Einstein could teach us a thing about simplicity. While people today all across the world marvel at his genius, many fail to realise that it was the simplicity of his methodology that gave his findings plausibility to an initially sceptical scientific community.
The same can be said of abstracts. There is no use using an abstract that mimics a technical research paper in a paragraph (or dare I say, a few) decorated with technical jargon. A good abstract always follows a methodological approach, like the tenets of a legal argument but without the flowery verbosity.
The purpose of a good abstract is to delight the reader who wants to understand the scope of data collected. Abstracts are really just forefronts that accurately summarise the content of the research paper, providing a clear enough insight as to what to expect.

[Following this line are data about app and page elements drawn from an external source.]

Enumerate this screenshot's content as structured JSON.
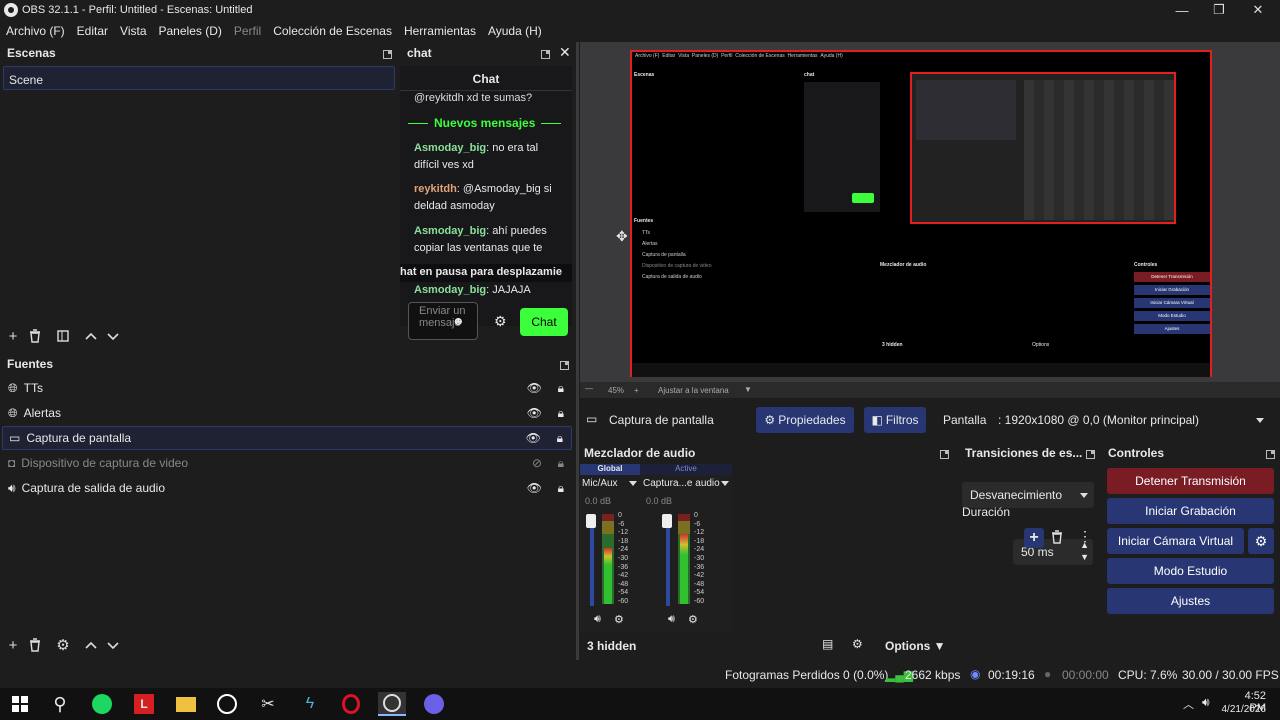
{
  "window": {
    "title": "OBS 32.1.1 - Perfil: Untitled - Escenas: Untitled"
  },
  "menu": [
    "Archivo (F)",
    "Editar",
    "Vista",
    "Paneles (D)",
    "Perfil",
    "Colección de Escenas",
    "Herramientas",
    "Ayuda (H)"
  ],
  "scenes": {
    "title": "Escenas",
    "items": [
      "Scene"
    ]
  },
  "chat": {
    "dock_title": "chat",
    "header": "Chat",
    "messages": [
      {
        "user": "",
        "text": "@reykitdh xd te sumas?"
      },
      {
        "user": "Asmoday_big",
        "text": ": no era tal difícil ves xd"
      },
      {
        "user": "reykitdh",
        "text": ": @Asmoday_big si deldad asmoday"
      },
      {
        "user": "Asmoday_big",
        "text": ": ahí puedes copiar las ventanas que te"
      },
      {
        "user": "Asmoday_big",
        "text": ": JAJAJA"
      }
    ],
    "new_messages": "Nuevos mensajes",
    "paused": "hat en pausa para desplazamie",
    "input_placeholder": "Enviar un mensaje",
    "send_label": "Chat",
    "colors": {
      "asmoday": "#8ae09a",
      "reykitdh": "#e2a37a",
      "accent": "#3cff3c"
    }
  },
  "sources": {
    "title": "Fuentes",
    "items": [
      {
        "label": "TTs",
        "icon": "globe-icon",
        "hidden": false
      },
      {
        "label": "Alertas",
        "icon": "globe-icon",
        "hidden": false
      },
      {
        "label": "Captura de pantalla",
        "icon": "monitor-icon",
        "hidden": false,
        "selected": true
      },
      {
        "label": "Dispositivo de captura de video",
        "icon": "camera-icon",
        "hidden": true
      },
      {
        "label": "Captura de salida de audio",
        "icon": "speaker-icon",
        "hidden": false
      }
    ]
  },
  "preview": {
    "zoom": "45%",
    "fit": "Ajustar a la ventana",
    "nested": {
      "menu": [
        "Archivo (F)",
        "Editar",
        "Vista",
        "Paneles (D)",
        "Perfil",
        "Colección de Escenas",
        "Herramientas",
        "Ayuda (H)"
      ],
      "scenes_title": "Escenas",
      "chat_title": "chat",
      "sources_title": "Fuentes",
      "source_items": [
        "TTs",
        "Alertas",
        "Captura de pantalla",
        "Dispositivo de captura de video",
        "Captura de salida de audio"
      ],
      "hidden_label": "3 hidden",
      "options_label": "Options",
      "mixer_title": "Mezclador de audio",
      "controls_title": "Controles",
      "controls": [
        "Detener Transmisión",
        "Iniciar Grabación",
        "Iniciar Cámara Virtual",
        "Modo Estudio",
        "Ajustes"
      ]
    }
  },
  "capture_bar": {
    "source_name": "Captura de pantalla",
    "properties": "Propiedades",
    "filters": "Filtros",
    "display_label": "Pantalla",
    "display_value": ": 1920x1080 @ 0,0 (Monitor principal)"
  },
  "mixer": {
    "title": "Mezclador de audio",
    "tab_global": "Global",
    "tab_active": "Active",
    "channels": [
      {
        "name": "Mic/Aux",
        "db": "0.0 dB",
        "level": 0.62
      },
      {
        "name": "Captura...e audio",
        "db": "0.0 dB",
        "level": 0.78
      }
    ],
    "scale": [
      "0",
      "-6",
      "-12",
      "-18",
      "-24",
      "-30",
      "-36",
      "-42",
      "-48",
      "-54",
      "-60"
    ],
    "hidden": "3 hidden",
    "options": "Options"
  },
  "transitions": {
    "title": "Transiciones de es...",
    "type": "Desvanecimiento",
    "duration_label": "Duración",
    "duration_value": "50 ms"
  },
  "controls": {
    "title": "Controles",
    "stop_stream": "Detener Transmisión",
    "start_recording": "Iniciar Grabación",
    "start_virtualcam": "Iniciar Cámara Virtual",
    "studio_mode": "Modo Estudio",
    "settings": "Ajustes"
  },
  "status": {
    "dropped": "Fotogramas Perdidos 0 (0.0%)",
    "bitrate": "2662 kbps",
    "stream_time": "00:19:16",
    "rec_time": "00:00:00",
    "cpu": "CPU: 7.6%",
    "fps": "30.00 / 30.00 FPS"
  },
  "taskbar": {
    "time": "4:52 PM",
    "date": "4/21/2026"
  }
}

Good abstracts rely on clarity and succinctness to allow researchers to understand the scope of the research data and accurately summarise its content. Oftentimes abstracts are signposts for researchers who are searching for data that may be relevant to their search so they will view the titles and abstracts when searching for datasets and choosing whether to explore their content further. Abstracts should be different from the full description for a dataset.